Insect Spray: 5 SP + 1 Gem. Coats a group of monsters with a poison specially designed to kill insects.
This spell inflicts a very solid 25 damage on a group of insects or insect-like monsters. There are quite a few early-game monsters that the game considers to be insects, so this spell is very much worth picking up.

Jump: 4 SP. Puts enough strength into the legs of the party to jump over one square, provided there are no walls of matter or magic. This spell cannot be used in combat.
A useful spell for bypassing traps and other hazards in dungeons. It can also be used for outmanoeuvring monsters: fire arrows or cast attack spells until they're nearly in melee range, then turn around and Jump away to put some distance between you and the enemy, and repeat as necessary.

Light: Same as the Cleric spell.

Magic Arrow: 2 SP. Fires a magical bolt at one opponent, inflicting 8 points of Magical damage.
Magical damage is another damage type that's seldom resisted by monsters, and there are only a small number of ways to inflict it. This is quite a nice little spell against certain enemies in the early game, although it becomes obsolete quickly.

Shrapmetal: 1 SP/level + 1 Gem. Sprays a group of monsters with sharp metal fragments, inflicting 2 points of Physical damage per level of the caster.
The Sorcerer's answer to Sparks. Probably a bit more useful, since electrical resistance is more common than physical resistance.

Sleep: 3 SP + 1 Gem. Puts a group of monsters to sleep until they overcome the spell or are damaged.
I don't usually bother with status ailment spells in Xeen, but I had some good luck with them early on in my M&M3 LP, so I might give them a try this time around too.

Toxic Cloud: 4 SP + 1 Gem. Surrounds a group of monsters with noxious gases, inflicting 10 points of Poison damage.
Slightly more SP-efficient than Shrapmetal, although it doesn't scale with level. Poison resistance is pretty common in the early game, but the spell still has its uses.

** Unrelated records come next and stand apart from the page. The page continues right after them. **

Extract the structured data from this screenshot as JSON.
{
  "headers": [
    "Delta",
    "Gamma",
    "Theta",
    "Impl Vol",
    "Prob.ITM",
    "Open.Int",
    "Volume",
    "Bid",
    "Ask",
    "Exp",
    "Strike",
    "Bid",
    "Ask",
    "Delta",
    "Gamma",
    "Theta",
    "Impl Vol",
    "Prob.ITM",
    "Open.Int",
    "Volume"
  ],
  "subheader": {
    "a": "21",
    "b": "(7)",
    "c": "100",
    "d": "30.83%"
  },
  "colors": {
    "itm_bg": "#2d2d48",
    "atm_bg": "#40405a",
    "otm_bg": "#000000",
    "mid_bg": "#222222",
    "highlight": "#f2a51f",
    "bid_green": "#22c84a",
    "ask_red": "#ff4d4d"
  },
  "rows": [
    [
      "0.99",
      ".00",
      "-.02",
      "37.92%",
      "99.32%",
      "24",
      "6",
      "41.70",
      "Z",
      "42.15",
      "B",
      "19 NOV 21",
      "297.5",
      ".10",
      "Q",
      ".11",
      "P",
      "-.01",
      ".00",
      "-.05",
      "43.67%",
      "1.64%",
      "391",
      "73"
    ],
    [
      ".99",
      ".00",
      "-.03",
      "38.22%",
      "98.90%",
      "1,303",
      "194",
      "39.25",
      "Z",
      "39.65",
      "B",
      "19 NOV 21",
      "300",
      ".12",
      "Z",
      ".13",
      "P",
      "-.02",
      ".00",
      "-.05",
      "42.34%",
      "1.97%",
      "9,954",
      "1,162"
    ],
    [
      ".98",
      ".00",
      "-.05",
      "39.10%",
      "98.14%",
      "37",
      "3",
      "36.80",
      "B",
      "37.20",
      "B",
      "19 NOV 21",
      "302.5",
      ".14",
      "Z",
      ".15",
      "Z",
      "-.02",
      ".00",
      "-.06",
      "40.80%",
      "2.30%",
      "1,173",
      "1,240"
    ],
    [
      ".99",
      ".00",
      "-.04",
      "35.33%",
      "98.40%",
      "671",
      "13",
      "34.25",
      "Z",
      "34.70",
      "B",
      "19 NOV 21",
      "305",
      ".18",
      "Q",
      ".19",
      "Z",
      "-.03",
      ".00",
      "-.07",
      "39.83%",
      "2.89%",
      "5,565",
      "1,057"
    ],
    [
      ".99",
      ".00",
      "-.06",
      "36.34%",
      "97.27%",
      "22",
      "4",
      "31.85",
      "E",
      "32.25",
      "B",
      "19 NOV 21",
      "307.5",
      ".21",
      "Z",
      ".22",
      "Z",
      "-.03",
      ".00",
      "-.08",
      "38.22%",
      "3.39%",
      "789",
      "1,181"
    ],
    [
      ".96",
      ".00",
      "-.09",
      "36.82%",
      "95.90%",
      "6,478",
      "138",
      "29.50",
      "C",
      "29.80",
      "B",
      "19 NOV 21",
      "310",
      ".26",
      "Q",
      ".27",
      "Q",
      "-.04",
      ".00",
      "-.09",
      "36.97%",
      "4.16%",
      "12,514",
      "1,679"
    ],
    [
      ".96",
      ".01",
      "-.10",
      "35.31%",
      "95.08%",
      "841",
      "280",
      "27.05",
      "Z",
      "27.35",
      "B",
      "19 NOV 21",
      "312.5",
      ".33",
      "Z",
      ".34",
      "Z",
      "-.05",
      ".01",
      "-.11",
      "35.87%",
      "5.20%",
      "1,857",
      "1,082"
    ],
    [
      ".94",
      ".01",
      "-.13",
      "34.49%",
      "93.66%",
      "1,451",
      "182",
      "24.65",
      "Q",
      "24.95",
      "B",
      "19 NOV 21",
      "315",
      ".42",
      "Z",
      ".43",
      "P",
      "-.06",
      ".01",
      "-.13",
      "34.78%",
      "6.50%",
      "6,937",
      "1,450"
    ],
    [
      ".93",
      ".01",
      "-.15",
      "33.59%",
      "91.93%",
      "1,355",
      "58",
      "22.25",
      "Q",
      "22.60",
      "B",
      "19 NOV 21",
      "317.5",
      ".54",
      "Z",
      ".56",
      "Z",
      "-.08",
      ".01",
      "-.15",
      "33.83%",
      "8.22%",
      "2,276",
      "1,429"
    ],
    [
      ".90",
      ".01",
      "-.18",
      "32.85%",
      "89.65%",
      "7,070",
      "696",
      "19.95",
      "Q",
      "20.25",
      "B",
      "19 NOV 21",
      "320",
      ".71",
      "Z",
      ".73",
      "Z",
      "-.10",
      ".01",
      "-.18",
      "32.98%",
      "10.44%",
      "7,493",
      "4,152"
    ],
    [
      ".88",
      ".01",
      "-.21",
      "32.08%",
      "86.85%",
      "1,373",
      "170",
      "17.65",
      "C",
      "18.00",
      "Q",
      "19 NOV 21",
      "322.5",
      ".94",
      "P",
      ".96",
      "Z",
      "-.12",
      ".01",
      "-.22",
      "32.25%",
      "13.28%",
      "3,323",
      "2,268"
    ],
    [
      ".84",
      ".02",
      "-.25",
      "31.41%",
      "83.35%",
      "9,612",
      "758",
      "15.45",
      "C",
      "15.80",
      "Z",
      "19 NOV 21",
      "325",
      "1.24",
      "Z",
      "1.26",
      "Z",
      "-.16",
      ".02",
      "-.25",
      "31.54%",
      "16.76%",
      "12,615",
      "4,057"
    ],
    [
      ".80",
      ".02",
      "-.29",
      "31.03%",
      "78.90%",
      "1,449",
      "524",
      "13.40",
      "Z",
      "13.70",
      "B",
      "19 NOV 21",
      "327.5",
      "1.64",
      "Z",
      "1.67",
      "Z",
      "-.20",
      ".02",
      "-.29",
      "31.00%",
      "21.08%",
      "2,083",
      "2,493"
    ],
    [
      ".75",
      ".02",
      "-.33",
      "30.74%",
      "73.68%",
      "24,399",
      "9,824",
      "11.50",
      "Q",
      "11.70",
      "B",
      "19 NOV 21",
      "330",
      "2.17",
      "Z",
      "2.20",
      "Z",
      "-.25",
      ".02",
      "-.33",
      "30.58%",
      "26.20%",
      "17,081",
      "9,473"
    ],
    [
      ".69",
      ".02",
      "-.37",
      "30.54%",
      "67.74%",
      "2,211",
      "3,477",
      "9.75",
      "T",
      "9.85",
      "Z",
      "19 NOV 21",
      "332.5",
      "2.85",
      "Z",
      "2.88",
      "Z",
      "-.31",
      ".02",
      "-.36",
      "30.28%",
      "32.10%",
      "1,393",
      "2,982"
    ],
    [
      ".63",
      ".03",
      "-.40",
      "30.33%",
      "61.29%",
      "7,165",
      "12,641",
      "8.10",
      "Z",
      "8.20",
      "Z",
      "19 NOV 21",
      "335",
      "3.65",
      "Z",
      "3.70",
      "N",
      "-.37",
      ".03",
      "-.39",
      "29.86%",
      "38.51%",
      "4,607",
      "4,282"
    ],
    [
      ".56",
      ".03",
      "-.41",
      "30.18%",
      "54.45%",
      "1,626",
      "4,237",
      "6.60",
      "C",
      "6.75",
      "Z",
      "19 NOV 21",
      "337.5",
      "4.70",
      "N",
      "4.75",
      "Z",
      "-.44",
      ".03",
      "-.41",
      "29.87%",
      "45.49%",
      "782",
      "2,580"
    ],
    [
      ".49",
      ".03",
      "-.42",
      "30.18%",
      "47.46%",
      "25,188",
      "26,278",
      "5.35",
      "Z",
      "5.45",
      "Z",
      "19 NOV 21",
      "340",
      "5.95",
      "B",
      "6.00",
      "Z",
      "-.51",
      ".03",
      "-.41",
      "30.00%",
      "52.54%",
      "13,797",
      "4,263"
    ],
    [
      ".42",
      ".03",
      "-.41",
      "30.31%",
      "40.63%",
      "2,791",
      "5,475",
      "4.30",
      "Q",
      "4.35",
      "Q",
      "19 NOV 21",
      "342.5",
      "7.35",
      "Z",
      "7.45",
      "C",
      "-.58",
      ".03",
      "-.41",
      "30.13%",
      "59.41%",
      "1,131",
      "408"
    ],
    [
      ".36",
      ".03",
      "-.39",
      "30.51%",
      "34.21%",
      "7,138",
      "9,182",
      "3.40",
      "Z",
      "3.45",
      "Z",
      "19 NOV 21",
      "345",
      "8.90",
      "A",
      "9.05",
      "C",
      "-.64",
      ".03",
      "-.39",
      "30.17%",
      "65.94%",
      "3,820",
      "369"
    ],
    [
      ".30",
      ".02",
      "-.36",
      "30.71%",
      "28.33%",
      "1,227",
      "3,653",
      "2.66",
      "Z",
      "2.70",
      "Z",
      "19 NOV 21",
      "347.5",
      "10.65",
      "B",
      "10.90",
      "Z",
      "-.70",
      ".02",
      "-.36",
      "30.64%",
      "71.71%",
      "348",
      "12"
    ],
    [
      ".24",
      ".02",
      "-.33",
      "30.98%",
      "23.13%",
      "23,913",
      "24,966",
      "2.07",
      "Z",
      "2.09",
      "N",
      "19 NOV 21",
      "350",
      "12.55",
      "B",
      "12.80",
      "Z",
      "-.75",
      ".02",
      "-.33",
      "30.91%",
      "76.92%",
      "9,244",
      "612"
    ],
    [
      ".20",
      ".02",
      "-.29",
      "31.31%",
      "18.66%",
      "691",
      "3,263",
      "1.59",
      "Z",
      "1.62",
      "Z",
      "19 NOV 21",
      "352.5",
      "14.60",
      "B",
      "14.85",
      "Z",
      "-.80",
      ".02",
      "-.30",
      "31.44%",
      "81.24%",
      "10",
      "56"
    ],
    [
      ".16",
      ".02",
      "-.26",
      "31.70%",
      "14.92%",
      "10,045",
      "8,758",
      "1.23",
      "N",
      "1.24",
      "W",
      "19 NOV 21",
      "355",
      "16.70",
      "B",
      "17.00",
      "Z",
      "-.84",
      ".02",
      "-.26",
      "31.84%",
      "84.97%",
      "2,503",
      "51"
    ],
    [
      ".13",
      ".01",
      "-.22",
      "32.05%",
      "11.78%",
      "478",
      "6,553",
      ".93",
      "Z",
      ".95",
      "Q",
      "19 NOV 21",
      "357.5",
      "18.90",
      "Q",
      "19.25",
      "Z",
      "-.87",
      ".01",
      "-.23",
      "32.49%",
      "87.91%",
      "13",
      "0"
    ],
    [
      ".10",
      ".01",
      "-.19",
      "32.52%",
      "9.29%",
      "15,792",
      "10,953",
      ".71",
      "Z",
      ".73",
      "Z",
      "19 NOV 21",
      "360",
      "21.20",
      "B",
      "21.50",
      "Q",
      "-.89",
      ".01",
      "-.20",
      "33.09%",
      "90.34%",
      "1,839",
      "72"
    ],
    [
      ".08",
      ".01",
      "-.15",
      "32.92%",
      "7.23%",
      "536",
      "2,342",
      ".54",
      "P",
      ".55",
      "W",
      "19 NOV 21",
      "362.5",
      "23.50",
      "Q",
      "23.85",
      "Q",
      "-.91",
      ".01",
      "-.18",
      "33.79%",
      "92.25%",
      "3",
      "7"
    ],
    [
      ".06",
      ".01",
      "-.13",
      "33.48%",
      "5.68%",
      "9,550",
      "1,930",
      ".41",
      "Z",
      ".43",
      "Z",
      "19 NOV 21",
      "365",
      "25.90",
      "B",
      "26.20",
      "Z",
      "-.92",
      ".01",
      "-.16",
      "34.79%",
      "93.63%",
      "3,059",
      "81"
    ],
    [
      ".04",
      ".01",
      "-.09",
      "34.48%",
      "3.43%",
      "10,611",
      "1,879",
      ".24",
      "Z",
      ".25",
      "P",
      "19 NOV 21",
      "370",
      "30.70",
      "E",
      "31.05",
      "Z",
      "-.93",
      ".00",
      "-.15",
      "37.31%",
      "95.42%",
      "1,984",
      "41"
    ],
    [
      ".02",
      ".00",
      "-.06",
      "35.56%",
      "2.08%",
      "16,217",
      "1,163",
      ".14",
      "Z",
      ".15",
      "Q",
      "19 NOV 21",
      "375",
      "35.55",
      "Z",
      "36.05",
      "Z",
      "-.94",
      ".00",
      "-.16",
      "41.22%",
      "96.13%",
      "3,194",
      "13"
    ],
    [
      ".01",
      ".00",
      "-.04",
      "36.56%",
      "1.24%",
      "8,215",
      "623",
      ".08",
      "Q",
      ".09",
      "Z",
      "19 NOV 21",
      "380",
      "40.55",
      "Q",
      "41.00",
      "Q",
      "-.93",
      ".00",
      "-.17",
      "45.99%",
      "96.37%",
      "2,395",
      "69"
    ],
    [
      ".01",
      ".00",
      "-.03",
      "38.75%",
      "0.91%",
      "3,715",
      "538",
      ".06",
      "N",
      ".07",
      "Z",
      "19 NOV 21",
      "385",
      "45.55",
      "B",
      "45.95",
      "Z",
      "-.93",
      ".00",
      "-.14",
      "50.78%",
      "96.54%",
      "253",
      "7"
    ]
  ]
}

Wizard Eye: 5 SP + 2 Gems. Gives the party a bird's-eye view of their surroundings. The view will appear in the upper right corner of the game screen.
While the radius it shows is fairly small, unlike the automap it shows places the party hasn't yet walked over. This makes it helpful for locating secret passages.

Finally, I've included a copy of The Sixth Mirror, the introductory story from the manual that explains the plot of Clouds of Xeen. It presents similar information to the in-game intro video, but goes into significantly more detail. It's not mandatory reading, but I found it interesting.

And that's it for tonight's bonus update. The votes are in and the result is clear, so for the next main update the party will be exploring the Red Dwarf Mines. See you there!